(DATA SHOWN)

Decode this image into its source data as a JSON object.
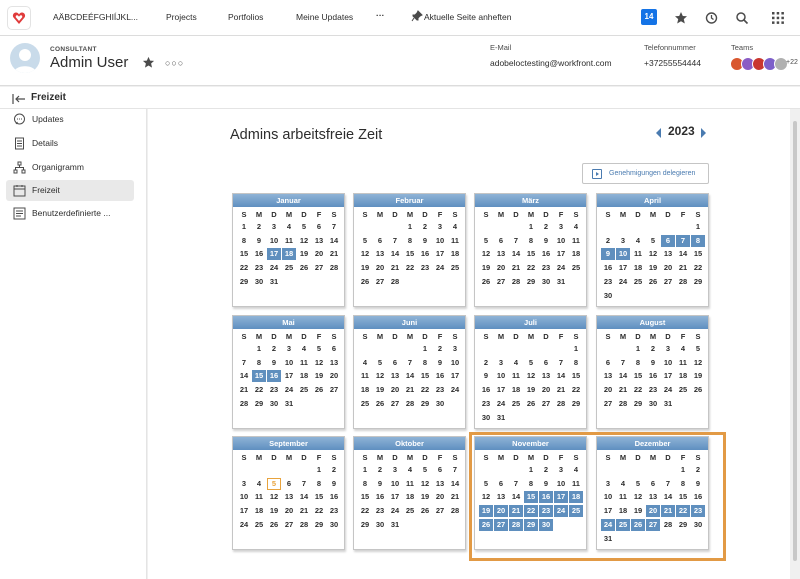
{
  "topbar": {
    "org_name": "AÄBCDEÉFGHIÍJKL...",
    "nav": [
      "Projects",
      "Portfolios",
      "Meine Updates"
    ],
    "more": "···",
    "pin_label": "Aktuelle Seite anheften",
    "notification_count": "14"
  },
  "user": {
    "role": "CONSULTANT",
    "name": "Admin User",
    "more": "○○○",
    "email_label": "E-Mail",
    "email": "adobeloctesting@workfront.com",
    "phone_label": "Telefonnummer",
    "phone": "+37255554444",
    "teams_label": "Teams",
    "teams_more": "+22",
    "team_colors": [
      "#d9572f",
      "#8a5cc4",
      "#c9362f",
      "#7d5fc9",
      "#b0b0b0"
    ]
  },
  "sidebar": {
    "header": "Freizeit",
    "items": [
      {
        "label": "Updates"
      },
      {
        "label": "Details"
      },
      {
        "label": "Organigramm"
      },
      {
        "label": "Freizeit"
      },
      {
        "label": "Benutzerdefinierte ..."
      }
    ]
  },
  "main": {
    "title": "Admins arbeitsfreie Zeit",
    "year": "2023",
    "delegate_label": "Genehmigungen delegieren"
  },
  "calendar": {
    "weekdays": [
      "S",
      "M",
      "D",
      "M",
      "D",
      "F",
      "S"
    ],
    "months": [
      {
        "name": "Januar",
        "start": 0,
        "days": 31,
        "off": [
          17,
          18
        ]
      },
      {
        "name": "Februar",
        "start": 3,
        "days": 28,
        "off": []
      },
      {
        "name": "März",
        "start": 3,
        "days": 31,
        "off": []
      },
      {
        "name": "April",
        "start": 6,
        "days": 30,
        "off": [
          6,
          7,
          8,
          9,
          10
        ]
      },
      {
        "name": "Mai",
        "start": 1,
        "days": 31,
        "off": [
          15,
          16
        ]
      },
      {
        "name": "Juni",
        "start": 4,
        "days": 30,
        "off": []
      },
      {
        "name": "Juli",
        "start": 6,
        "days": 31,
        "off": []
      },
      {
        "name": "August",
        "start": 2,
        "days": 31,
        "off": []
      },
      {
        "name": "September",
        "start": 5,
        "days": 30,
        "off": [],
        "today": 5
      },
      {
        "name": "Oktober",
        "start": 0,
        "days": 31,
        "off": []
      },
      {
        "name": "November",
        "start": 3,
        "days": 30,
        "off": [
          15,
          16,
          17,
          18,
          19,
          20,
          21,
          22,
          23,
          24,
          25,
          26,
          27,
          28,
          29,
          30
        ]
      },
      {
        "name": "Dezember",
        "start": 5,
        "days": 31,
        "off": [
          20,
          21,
          22,
          23,
          24,
          25,
          26,
          27
        ]
      }
    ]
  }
}
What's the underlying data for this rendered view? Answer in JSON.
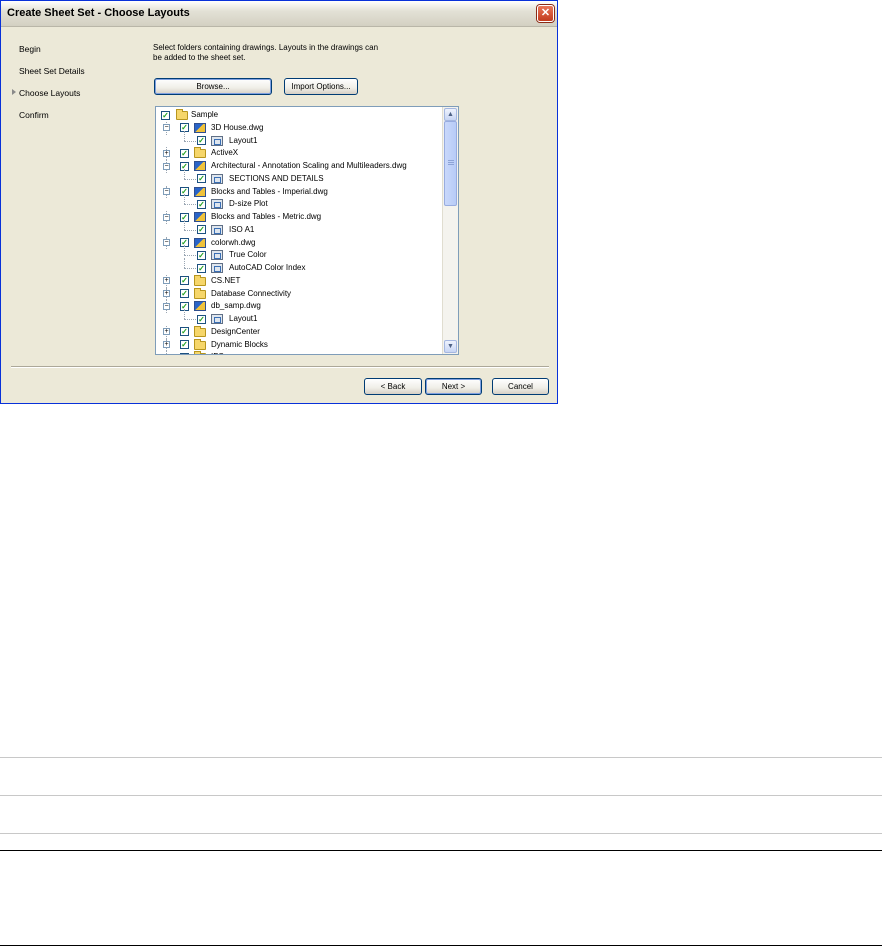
{
  "window": {
    "title": "Create Sheet Set - Choose Layouts",
    "close_glyph": "✕"
  },
  "nav": {
    "items": [
      {
        "label": "Begin",
        "current": false
      },
      {
        "label": "Sheet Set Details",
        "current": false
      },
      {
        "label": "Choose Layouts",
        "current": true
      },
      {
        "label": "Confirm",
        "current": false
      }
    ]
  },
  "instructions": "Select folders containing drawings.  Layouts in the drawings can be added to the sheet set.",
  "buttons": {
    "browse": "Browse...",
    "import_options": "Import Options...",
    "back": "< Back",
    "next": "Next >",
    "cancel": "Cancel"
  },
  "tree": {
    "items": [
      {
        "level": 0,
        "expander": "",
        "checked": true,
        "icon": "folder-icon",
        "label": "Sample"
      },
      {
        "level": 1,
        "expander": "−",
        "checked": true,
        "icon": "dwg-icon",
        "label": "3D House.dwg"
      },
      {
        "level": 2,
        "expander": "",
        "checked": true,
        "icon": "layout-icon",
        "label": "Layout1"
      },
      {
        "level": 1,
        "expander": "+",
        "checked": true,
        "icon": "folder-icon",
        "label": "ActiveX"
      },
      {
        "level": 1,
        "expander": "−",
        "checked": true,
        "icon": "dwg-icon",
        "label": "Architectural - Annotation Scaling and Multileaders.dwg"
      },
      {
        "level": 2,
        "expander": "",
        "checked": true,
        "icon": "layout-icon",
        "label": "SECTIONS AND DETAILS"
      },
      {
        "level": 1,
        "expander": "−",
        "checked": true,
        "icon": "dwg-icon",
        "label": "Blocks and Tables - Imperial.dwg"
      },
      {
        "level": 2,
        "expander": "",
        "checked": true,
        "icon": "layout-icon",
        "label": "D-size Plot"
      },
      {
        "level": 1,
        "expander": "−",
        "checked": true,
        "icon": "dwg-icon",
        "label": "Blocks and Tables - Metric.dwg"
      },
      {
        "level": 2,
        "expander": "",
        "checked": true,
        "icon": "layout-icon",
        "label": "ISO A1"
      },
      {
        "level": 1,
        "expander": "−",
        "checked": true,
        "icon": "dwg-icon",
        "label": "colorwh.dwg"
      },
      {
        "level": 2,
        "expander": "",
        "checked": true,
        "icon": "layout-icon",
        "label": "True Color"
      },
      {
        "level": 2,
        "expander": "",
        "checked": true,
        "icon": "layout-icon",
        "label": "AutoCAD Color Index"
      },
      {
        "level": 1,
        "expander": "+",
        "checked": true,
        "icon": "folder-icon",
        "label": "CS.NET"
      },
      {
        "level": 1,
        "expander": "+",
        "checked": true,
        "icon": "folder-icon",
        "label": "Database Connectivity"
      },
      {
        "level": 1,
        "expander": "−",
        "checked": true,
        "icon": "dwg-icon",
        "label": "db_samp.dwg"
      },
      {
        "level": 2,
        "expander": "",
        "checked": true,
        "icon": "layout-icon",
        "label": "Layout1"
      },
      {
        "level": 1,
        "expander": "+",
        "checked": true,
        "icon": "folder-icon",
        "label": "DesignCenter"
      },
      {
        "level": 1,
        "expander": "+",
        "checked": true,
        "icon": "folder-icon",
        "label": "Dynamic Blocks"
      },
      {
        "level": 1,
        "expander": "+",
        "checked": true,
        "icon": "folder-icon",
        "label": "IFC"
      }
    ]
  },
  "scrollbar": {
    "up_glyph": "▲",
    "down_glyph": "▼"
  },
  "colors": {
    "dialog_face": "#ece9d8",
    "window_border": "#0831d9",
    "button_border": "#003c74",
    "check": "#21a121"
  }
}
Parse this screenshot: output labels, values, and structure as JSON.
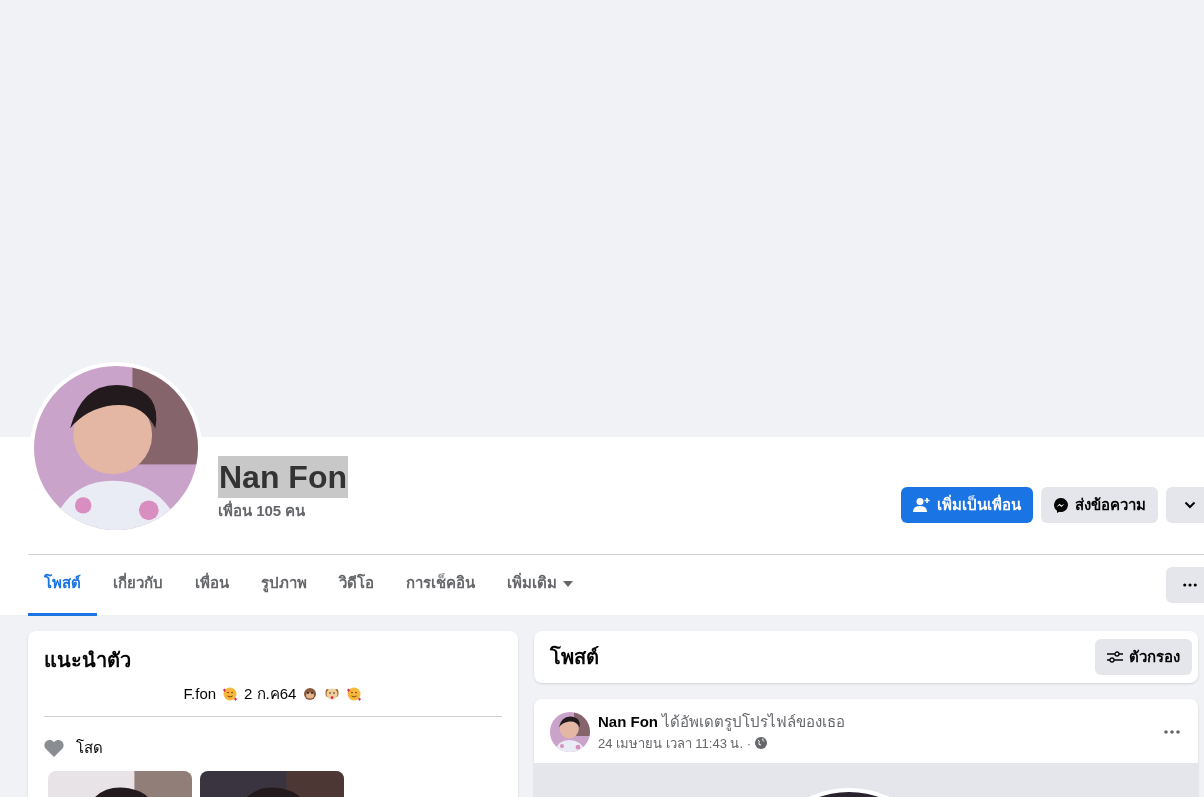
{
  "profile": {
    "name": "Nan Fon",
    "name_highlighted": true,
    "friends": "เพื่อน 105 คน",
    "buttons": [
      {
        "kind": "add-friend",
        "label": "เพิ่มเป็นเพื่อน"
      },
      {
        "kind": "message",
        "label": "ส่งข้อความ"
      },
      {
        "kind": "more"
      }
    ]
  },
  "tabs": [
    {
      "label": "โพสต์",
      "selected": true,
      "dropdown": false
    },
    {
      "label": "เกี่ยวกับ",
      "selected": false,
      "dropdown": false
    },
    {
      "label": "เพื่อน",
      "selected": false,
      "dropdown": false
    },
    {
      "label": "รูปภาพ",
      "selected": false,
      "dropdown": false
    },
    {
      "label": "วิดีโอ",
      "selected": false,
      "dropdown": false
    },
    {
      "label": "การเช็คอิน",
      "selected": false,
      "dropdown": false
    },
    {
      "label": "เพิ่มเติม",
      "selected": false,
      "dropdown": true
    }
  ],
  "intro": {
    "title": "แนะนำตัว",
    "bio": [
      {
        "kind": "text",
        "text": "F.fon"
      },
      {
        "kind": "hearts"
      },
      {
        "kind": "text",
        "text": "2 ก.ค64"
      },
      {
        "kind": "monkey"
      },
      {
        "kind": "dog"
      },
      {
        "kind": "hearts"
      }
    ],
    "details": [
      {
        "kind": "relationship",
        "text": "โสด"
      }
    ]
  },
  "posts": {
    "title": "โพสต์",
    "filter_label": "ตัวกรอง",
    "items": [
      {
        "author": "Nan Fon",
        "action": "ได้อัพเดตรูปโปรไฟล์ของเธอ",
        "time": "24 เมษายน เวลา 11:43 น. ·"
      }
    ]
  }
}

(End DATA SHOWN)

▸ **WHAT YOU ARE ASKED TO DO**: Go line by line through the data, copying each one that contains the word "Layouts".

▸ **TASK SOLUTION**:
    "title": "Create Sheet Set - Choose Layouts",
        "label": "Choose Layouts",
  "instructions": "Select folders containing drawings.  Layouts in the drawings can be added to the sheet set.",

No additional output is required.